DEADLINE: You made that apology a condition of making that movie and continuing your relationship with his studio? Did you discuss it in calm tones, or were you in his face?

TARANTINO: They were insistent tones. They became more insistent because, naturally, Harvey tried to de-emphasize things and say things weren’t exactly the way they were…”well, she was doing this, and she’s saying that..” But that didn’t work, because I knew she wasn’t lying. There wasn’t another side to this story. There was this story. Harvey was really good at saying, well, the reality is there was this, that or the other thing…and frankly, if you don’t know the people who are being talked about, you could give somebody the benefit of the doubt. In this case, I wasn’t giving Harvey the benefit of the doubt.

I knew he was lying, that everything Uma was saying, was the truth. When he tried to wriggle out of it, and how things actually happened, I never bought his story. I said, I don’t believe you. I believe her. And if you want to do Kill Bill, you need to make this right.

DEADLINE: Were you there when he apologized?

TARANTINO: No, I wasn’t. But I knew from Uma that it happened. It definitely happened.

Even the stunt coordinator for Kill Bill had something to say about what happened to Thurman.

Coordinator Keith Adams told The Hollywood Reporter that he and his entire department were kept off set the day Thurman was allegedly pressured by director Quentin Tarantino to drive a rattrap convertible down a curved, sandy Mexican road at 40 mph, resulting in a crash that gave her a concussion, damaged her knees and could have caused worse injuries.

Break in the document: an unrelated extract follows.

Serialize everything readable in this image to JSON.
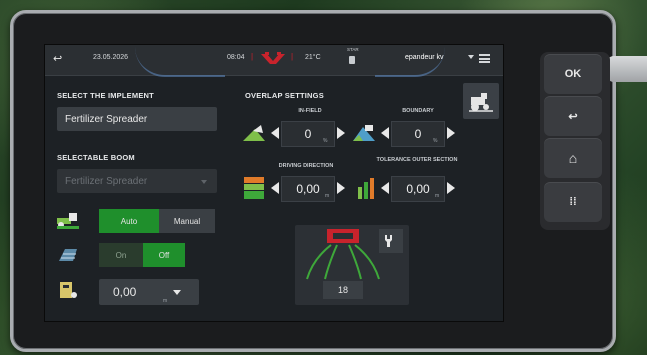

“No stunts of any kind were scheduled for the day of Ms. Thurman’s accident,” states Adams in an email to THR. “All of the stunt department was put on hold and no one from the stunt department was called to set. At no point was I notified or consulted about Ms. Thurman driving a car on camera that day.”

“Had I been involved,” Adams continues, “I would have insisted not only on putting a professional driver behind the wheel but also insuring that the car itself was road-worthy and safe.”

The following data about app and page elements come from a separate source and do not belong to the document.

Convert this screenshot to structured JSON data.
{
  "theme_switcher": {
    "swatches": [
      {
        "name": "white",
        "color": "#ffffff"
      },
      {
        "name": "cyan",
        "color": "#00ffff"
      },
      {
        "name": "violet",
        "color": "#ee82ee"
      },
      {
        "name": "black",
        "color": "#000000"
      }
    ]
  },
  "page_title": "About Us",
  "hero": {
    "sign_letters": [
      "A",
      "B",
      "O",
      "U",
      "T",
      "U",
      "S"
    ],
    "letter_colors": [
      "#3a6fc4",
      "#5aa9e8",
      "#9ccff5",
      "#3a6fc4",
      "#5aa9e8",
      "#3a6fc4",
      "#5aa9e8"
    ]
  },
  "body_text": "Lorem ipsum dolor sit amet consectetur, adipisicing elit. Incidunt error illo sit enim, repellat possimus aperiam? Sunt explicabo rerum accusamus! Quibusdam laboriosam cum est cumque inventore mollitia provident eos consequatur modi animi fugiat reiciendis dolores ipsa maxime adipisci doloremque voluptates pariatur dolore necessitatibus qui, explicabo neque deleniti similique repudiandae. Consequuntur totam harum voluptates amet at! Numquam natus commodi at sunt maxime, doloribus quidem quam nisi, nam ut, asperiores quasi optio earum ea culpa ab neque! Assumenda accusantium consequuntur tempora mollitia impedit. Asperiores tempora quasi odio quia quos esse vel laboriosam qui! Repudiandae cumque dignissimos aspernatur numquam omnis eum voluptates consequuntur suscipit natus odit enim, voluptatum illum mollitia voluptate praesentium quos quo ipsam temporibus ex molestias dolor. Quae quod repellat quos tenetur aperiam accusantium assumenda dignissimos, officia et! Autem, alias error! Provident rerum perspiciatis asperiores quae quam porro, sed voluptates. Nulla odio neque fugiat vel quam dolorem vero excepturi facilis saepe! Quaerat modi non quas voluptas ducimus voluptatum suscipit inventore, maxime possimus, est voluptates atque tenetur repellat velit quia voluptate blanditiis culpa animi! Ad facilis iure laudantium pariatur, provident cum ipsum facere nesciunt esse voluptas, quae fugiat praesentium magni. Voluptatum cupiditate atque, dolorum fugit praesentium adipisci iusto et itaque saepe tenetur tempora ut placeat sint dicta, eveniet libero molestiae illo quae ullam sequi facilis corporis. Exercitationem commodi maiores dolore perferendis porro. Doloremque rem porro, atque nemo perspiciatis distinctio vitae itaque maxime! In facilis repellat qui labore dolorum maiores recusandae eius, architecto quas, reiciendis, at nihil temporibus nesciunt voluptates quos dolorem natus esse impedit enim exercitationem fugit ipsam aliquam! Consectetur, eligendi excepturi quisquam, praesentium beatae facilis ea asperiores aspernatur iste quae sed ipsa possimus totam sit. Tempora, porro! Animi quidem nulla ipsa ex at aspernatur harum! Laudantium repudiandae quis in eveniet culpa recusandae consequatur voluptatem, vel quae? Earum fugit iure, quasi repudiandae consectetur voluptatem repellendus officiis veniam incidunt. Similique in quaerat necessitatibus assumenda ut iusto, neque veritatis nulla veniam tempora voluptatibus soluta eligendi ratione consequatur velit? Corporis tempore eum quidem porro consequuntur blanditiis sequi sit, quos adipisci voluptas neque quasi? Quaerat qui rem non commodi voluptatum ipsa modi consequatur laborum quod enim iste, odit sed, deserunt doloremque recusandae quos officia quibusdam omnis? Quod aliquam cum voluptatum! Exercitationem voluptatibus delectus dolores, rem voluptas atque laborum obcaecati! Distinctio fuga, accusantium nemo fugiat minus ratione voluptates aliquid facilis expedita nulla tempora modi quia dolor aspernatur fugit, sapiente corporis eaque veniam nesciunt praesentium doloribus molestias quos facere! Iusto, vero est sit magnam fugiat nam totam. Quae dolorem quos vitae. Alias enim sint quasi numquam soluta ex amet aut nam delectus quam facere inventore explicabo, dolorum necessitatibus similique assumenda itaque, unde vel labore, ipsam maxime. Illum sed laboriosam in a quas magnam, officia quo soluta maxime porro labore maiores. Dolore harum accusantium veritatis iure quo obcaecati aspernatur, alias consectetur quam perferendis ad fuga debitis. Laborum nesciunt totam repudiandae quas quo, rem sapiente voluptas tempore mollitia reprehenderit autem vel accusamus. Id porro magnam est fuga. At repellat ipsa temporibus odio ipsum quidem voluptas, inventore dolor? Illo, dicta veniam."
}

Kill Bill was originally intended to be released as one film, albeit with a three-hour-long runtime. But during post-production, Tarantino and Weinstein approached the idea of splitting the film into two parts, which made it so that Tarantino wouldn’t have to remove any crucial scenes while telling his story. They both agreed to make it a reality, and so their decision was announced in July 2003.

According to a source close to the production, the idea of splitting the film into two parts started out as a joke. But as Tarantino began editing the pic, the two-part plan became more attractive to Tarantino and Miramax co-chief Harvey Weinstein.

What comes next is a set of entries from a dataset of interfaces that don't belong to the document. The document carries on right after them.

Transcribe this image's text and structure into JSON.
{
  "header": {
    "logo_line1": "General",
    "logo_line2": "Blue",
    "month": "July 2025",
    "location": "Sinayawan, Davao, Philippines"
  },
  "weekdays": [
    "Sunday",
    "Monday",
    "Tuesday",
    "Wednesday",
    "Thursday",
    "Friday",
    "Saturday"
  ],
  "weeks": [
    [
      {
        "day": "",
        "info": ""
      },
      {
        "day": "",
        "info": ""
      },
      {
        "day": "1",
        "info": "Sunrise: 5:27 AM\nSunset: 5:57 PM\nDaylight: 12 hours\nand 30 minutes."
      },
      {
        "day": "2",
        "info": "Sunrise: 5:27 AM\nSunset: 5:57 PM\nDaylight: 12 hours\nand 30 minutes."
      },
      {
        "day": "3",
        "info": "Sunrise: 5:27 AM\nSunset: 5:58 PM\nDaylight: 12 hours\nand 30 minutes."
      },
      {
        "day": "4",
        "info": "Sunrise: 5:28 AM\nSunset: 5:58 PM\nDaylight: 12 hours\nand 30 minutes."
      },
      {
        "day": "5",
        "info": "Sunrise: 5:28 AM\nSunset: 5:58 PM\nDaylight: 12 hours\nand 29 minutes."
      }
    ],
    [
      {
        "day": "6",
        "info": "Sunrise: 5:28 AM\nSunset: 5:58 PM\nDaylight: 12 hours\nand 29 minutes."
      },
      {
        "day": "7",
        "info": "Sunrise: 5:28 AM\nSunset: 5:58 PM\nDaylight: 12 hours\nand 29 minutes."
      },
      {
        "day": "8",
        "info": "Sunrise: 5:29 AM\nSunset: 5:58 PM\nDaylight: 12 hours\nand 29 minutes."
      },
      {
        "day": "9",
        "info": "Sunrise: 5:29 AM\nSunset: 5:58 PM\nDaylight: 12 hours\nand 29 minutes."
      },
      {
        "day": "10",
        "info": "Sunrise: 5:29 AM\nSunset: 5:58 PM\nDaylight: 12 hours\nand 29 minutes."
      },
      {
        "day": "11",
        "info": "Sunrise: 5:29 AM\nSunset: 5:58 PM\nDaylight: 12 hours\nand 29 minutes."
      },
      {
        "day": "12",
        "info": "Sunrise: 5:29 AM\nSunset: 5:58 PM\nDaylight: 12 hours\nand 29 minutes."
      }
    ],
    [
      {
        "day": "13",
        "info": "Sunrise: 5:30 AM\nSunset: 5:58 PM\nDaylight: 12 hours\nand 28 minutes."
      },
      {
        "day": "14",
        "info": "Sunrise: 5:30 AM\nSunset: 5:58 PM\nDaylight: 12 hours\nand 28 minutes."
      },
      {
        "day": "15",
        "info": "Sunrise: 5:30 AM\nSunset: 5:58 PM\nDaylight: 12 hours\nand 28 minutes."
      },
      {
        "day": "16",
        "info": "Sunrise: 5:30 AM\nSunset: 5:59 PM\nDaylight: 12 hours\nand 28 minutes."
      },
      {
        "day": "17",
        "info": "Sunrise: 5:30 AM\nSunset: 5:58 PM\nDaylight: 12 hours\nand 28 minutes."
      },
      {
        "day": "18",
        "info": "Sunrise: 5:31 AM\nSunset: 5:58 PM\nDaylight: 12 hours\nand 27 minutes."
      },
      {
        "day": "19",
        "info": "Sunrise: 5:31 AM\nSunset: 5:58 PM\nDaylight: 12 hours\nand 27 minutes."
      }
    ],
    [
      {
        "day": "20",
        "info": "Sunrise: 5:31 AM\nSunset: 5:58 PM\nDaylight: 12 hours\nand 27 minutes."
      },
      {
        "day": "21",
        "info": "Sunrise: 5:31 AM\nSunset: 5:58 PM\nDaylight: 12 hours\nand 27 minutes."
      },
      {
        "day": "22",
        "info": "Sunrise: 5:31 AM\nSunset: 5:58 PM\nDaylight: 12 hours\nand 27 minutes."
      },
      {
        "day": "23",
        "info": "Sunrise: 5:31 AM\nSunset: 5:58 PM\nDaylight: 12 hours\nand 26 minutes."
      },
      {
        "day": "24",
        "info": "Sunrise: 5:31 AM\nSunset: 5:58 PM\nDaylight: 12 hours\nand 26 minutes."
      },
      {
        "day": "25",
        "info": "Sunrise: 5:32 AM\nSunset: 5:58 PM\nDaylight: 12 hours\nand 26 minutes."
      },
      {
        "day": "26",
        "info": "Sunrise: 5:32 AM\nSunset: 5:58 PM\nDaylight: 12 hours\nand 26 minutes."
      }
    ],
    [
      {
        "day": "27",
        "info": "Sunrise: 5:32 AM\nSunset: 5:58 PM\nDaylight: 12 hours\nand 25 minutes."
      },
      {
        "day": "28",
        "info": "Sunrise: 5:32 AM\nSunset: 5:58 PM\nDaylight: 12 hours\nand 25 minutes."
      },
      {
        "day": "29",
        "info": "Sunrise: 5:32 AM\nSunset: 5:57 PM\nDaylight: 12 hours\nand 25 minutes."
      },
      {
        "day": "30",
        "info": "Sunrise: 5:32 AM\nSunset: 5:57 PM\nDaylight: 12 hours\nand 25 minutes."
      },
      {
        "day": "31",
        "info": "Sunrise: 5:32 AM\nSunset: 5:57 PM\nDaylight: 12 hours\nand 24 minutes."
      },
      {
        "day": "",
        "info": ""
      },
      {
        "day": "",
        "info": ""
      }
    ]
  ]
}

In the past, Weinstein has earned a reputation for urging filmmakers to cut the running time of their pictures. Cutting “Kill Bill” into two seems to be an elegant solution since Tarantino gets to release all of his three-hour pic, while Weinstein gets a 90-minute movie (albeit two of them).

For many Kill Bill fans, it’s understandably hard to enjoy anything about the film after learning that its lead actress was so horribly mistreated by two of her bosses, and that they both took advantage of her because they refused to take “no” for an answer. That being said, Kill Bill: Vol. 1 remains a timeless classic of the action genre, and one of the best films of Tarantino’s catalog. It also resulted in Tomoyasu Hotei’s “Battle Without Honor or Humanity” and The’s cover of The Rock-A-Teens’ “Woo-Hoo” being heard damn near everywhere after the film’s release and box office success. (If you had to take a shot every time “Woo-Hoo” was used in a commercial back in the 2000s, you would quickly end up dead from cirrhosis.) There is much more to be said about Kill Bill, specifically Vol. 2, when the second half of the film marks its twentieth anniversary next April. Which I’ll be glad to discuss and write about if Dustin hasn’t fired me for opening a cryptocurrency credit card in his name, and spending hundreds of dollars to send DVD box sets of The Goldbergs: The Complete Series to the entire Pajiba staff as a Secret Santa gift for my own amusement.